In the second part of this mission podcast, the PJs discuss overland travel, AT boots, nutrition (gummy bears), and other logistics in white out glacier travel. Just another day at the office. That Others May Live.
In another exciting installment from the 212th, the CRO discusses the mission drop and mission planning- issues with weather, insertion, and ORM. For those of you who have not augmented the 212th, there is no better place to train cold weather ops, mountain and high angle skills, and do real world missions in a forbidding environment.
John had an amazing career as a PJ and then became one of the first CROs. He talks about two unique experiences: a civil ocean jump in the 90s into 40 foot seas, and a tragic mission in OEF which you will know well. John discusses what he learned from those missions as well as what it took to process the loss of a friend. Thanks to a great PJ for sharing his experience.
In this podcast a 75th Ranger Regimental PA discusses the whole blood program. It is a revolutionary and forward thinking concept. Much credit to Dr Geir from Norway, Dr Cap and the Ranger Medical Leadership.
More information can be found at RDCR.org on the publications page.
If you do not know about it, search for "Roger Sparks Pararescue" and "Operation Bulldog Bite" before you listen to this. Unfortunately, if you do not hear the details directly for Roger you will be missing out, but at least get some SA before listening by reading the material out there. Roger received the Silver Star for this mission which he performed with one of our great Combat Rescue Officers. This is a reflective and introspective discussion by a senior PJ about rescue and recovery in intense combat, and what it takes to do this mission.
In this podcast we discuss the value of the SOMA meeting and interesting highlights including emphasis on training, operator support , the ROLO program and PFC training.
Two PJs with over 200 combat missions in OEF discuss lessons learned. This is a must listen to podcast for new and aspiring PJs. Red Leader- come in!
Supporting the National Park Service on Denali during the spring climbing season is a great experience and can lead to good training. You can set this up trough the 212th. In this podcast one of our PJs discusses his 2016 patrol and a series of cases including a helo exfil. Enjoy hearing about the missions and review of cold weather and mountain ops.
In part 2 Doc Chung discusses ventilator issues, wound care and escharotomy, special circumstances including chemical, electric and steam injuries. NOTE: a lot of information relevant to our mission such as a maritime response, where we get to the patient 24-48 hours after injury, where there is no real guidance, is discussed and revised.
In light of last week's Moody jump mission in the Atlantic, we are doing a more in-depth discussion on burns. Burns are one of the top three injuries that teams perform maritime rescue for. Doc Chung also served as a telecon consultant for our ROC Doc.

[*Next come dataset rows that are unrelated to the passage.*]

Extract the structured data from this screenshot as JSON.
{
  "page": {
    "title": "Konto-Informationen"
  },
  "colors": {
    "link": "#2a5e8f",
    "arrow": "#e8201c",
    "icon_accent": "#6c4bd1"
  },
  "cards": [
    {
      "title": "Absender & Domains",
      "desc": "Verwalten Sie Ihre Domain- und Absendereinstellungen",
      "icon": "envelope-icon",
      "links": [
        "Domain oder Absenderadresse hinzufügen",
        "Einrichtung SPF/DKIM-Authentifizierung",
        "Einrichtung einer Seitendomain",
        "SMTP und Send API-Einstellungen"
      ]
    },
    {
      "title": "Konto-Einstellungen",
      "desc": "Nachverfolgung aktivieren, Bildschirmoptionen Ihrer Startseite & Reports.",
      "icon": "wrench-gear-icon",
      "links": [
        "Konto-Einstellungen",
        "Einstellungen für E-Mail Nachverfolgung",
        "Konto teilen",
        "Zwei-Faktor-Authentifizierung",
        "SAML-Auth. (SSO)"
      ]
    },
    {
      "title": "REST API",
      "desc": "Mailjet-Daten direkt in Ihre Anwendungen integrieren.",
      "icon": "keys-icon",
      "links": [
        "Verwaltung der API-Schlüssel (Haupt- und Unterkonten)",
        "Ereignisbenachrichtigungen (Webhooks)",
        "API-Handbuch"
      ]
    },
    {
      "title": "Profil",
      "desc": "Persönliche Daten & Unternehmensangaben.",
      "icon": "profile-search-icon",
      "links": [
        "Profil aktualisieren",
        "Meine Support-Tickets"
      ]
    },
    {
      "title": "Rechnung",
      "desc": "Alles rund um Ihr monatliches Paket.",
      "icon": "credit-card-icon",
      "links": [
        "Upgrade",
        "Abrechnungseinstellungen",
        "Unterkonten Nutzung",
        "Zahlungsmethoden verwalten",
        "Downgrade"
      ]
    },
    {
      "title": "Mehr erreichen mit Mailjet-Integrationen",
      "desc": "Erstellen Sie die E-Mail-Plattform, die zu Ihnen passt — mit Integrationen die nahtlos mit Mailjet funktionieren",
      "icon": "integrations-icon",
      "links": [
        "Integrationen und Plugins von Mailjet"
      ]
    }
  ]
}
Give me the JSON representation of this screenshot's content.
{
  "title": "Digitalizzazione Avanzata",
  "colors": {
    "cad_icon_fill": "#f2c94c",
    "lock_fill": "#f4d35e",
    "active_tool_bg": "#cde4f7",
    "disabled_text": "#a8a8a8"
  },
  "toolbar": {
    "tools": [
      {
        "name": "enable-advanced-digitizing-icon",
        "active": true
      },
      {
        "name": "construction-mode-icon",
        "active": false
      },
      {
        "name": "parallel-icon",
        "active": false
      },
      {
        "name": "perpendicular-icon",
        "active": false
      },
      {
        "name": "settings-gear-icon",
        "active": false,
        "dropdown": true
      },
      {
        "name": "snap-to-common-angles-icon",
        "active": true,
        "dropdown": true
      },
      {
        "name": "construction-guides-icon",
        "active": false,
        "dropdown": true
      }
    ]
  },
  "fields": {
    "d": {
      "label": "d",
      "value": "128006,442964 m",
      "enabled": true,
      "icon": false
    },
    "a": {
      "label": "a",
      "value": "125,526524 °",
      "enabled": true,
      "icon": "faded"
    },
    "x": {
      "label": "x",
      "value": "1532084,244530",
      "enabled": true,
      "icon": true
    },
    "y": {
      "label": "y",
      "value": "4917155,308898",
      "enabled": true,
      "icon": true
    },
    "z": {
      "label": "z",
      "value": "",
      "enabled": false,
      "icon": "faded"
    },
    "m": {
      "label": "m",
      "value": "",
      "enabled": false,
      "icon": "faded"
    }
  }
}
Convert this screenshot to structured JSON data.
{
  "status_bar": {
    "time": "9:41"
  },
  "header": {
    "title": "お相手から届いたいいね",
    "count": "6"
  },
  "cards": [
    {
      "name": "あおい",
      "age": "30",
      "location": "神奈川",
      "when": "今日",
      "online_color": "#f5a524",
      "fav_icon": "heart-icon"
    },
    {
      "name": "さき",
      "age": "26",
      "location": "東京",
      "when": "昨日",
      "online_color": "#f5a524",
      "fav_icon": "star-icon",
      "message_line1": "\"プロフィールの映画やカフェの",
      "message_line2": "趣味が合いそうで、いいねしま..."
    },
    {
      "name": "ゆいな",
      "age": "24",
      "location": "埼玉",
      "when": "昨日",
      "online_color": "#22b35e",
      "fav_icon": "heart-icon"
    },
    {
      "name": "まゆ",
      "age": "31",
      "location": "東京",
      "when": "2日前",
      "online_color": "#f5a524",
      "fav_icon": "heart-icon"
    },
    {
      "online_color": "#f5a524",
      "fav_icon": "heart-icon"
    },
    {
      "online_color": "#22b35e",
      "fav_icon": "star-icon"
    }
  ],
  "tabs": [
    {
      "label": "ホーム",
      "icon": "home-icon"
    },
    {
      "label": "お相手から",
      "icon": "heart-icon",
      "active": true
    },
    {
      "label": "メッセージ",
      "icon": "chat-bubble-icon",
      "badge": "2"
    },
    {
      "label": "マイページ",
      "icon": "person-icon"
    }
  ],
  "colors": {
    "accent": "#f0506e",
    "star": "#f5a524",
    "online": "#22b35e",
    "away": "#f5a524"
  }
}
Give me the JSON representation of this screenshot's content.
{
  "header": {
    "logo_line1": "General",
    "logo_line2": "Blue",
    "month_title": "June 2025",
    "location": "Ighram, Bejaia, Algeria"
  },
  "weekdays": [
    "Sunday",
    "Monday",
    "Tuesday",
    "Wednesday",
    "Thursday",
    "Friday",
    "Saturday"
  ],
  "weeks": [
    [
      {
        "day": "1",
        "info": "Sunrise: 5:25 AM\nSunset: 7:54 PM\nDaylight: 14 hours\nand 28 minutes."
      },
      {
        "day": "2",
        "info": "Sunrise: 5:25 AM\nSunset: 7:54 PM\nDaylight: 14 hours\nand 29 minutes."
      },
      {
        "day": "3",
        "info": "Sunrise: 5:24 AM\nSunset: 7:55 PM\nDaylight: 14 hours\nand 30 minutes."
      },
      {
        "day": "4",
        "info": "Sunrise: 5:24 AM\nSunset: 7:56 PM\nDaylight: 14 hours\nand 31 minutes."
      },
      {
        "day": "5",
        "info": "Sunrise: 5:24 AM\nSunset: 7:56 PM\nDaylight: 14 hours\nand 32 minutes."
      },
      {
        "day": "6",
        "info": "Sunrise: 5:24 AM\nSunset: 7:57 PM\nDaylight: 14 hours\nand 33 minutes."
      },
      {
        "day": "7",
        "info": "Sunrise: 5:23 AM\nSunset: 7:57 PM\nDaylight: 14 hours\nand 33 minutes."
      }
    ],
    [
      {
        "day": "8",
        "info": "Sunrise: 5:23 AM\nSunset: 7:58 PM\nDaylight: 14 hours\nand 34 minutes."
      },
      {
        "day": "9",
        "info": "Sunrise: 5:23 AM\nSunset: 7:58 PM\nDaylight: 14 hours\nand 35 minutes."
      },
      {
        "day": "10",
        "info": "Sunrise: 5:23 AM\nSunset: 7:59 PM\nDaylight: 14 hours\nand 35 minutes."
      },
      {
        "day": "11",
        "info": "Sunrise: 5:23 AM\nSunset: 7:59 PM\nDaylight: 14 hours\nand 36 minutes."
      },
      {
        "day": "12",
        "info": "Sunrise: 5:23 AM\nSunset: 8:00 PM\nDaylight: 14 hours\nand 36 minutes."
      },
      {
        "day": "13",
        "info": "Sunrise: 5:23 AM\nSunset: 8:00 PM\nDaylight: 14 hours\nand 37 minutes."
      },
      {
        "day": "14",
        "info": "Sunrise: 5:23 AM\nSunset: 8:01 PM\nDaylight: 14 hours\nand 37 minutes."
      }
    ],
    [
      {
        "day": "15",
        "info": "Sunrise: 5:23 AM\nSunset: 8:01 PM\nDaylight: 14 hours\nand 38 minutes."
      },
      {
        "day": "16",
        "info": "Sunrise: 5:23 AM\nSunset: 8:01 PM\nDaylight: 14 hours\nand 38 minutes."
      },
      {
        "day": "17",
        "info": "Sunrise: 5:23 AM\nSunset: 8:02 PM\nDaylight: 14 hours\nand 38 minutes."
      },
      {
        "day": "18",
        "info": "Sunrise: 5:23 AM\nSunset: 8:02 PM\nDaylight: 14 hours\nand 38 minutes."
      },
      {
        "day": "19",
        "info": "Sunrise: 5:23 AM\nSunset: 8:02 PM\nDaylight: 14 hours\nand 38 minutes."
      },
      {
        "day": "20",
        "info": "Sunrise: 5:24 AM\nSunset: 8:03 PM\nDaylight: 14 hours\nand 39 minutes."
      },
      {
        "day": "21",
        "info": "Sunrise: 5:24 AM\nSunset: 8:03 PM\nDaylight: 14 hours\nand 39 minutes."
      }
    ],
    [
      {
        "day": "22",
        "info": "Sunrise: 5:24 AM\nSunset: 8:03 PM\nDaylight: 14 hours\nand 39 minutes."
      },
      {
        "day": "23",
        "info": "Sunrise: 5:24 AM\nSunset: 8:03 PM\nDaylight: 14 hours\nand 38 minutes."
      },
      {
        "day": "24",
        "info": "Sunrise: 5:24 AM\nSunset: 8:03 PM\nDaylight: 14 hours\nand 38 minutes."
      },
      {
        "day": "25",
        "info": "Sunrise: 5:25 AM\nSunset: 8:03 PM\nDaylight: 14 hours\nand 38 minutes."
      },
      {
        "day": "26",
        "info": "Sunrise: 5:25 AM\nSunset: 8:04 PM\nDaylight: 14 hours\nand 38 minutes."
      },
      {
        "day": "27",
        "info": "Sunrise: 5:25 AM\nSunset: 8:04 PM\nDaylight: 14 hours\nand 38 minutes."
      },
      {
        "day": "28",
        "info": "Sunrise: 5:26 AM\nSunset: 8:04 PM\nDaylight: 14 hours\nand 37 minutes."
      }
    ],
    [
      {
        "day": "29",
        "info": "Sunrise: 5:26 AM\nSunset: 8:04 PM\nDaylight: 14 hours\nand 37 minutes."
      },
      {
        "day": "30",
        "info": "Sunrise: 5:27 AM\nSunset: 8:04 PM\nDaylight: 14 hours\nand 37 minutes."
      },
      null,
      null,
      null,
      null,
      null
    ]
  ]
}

In Part 1 of 2 with Doc (LTC) Chung, he reviews pain control, fluids and airway management. Doc keeps his comments focused on our gear and meds and makes it specific to PJ capes. Enjoy a great talk.
Army O-6 and new friend of Pararescue gave a great talk at SOMA '16. Col G discusses the history of anabolic androgenic steroid use and criminalization, benefits, risks and paucity of data. They are ILLEGAL- do not use them. There are also adverse cognitive effects incompatible with elite operations. These are the personal views of the discussants, not the DOD or USG.
Doc Cap is an Army hematologist and reviews bleeding, clotting and shock for the Operational PJ, Medic , Corpsman in the best discussion I have heard on it, emphasizing the latest research, history of our approach, and important comments on TXA.
Jen discusses her experience as a PJ spouse for 2 decades and going through the gradual onset of PTSD with her husband and subsequent treatment. This is a must hear podcast for all operators and their spouses/partners.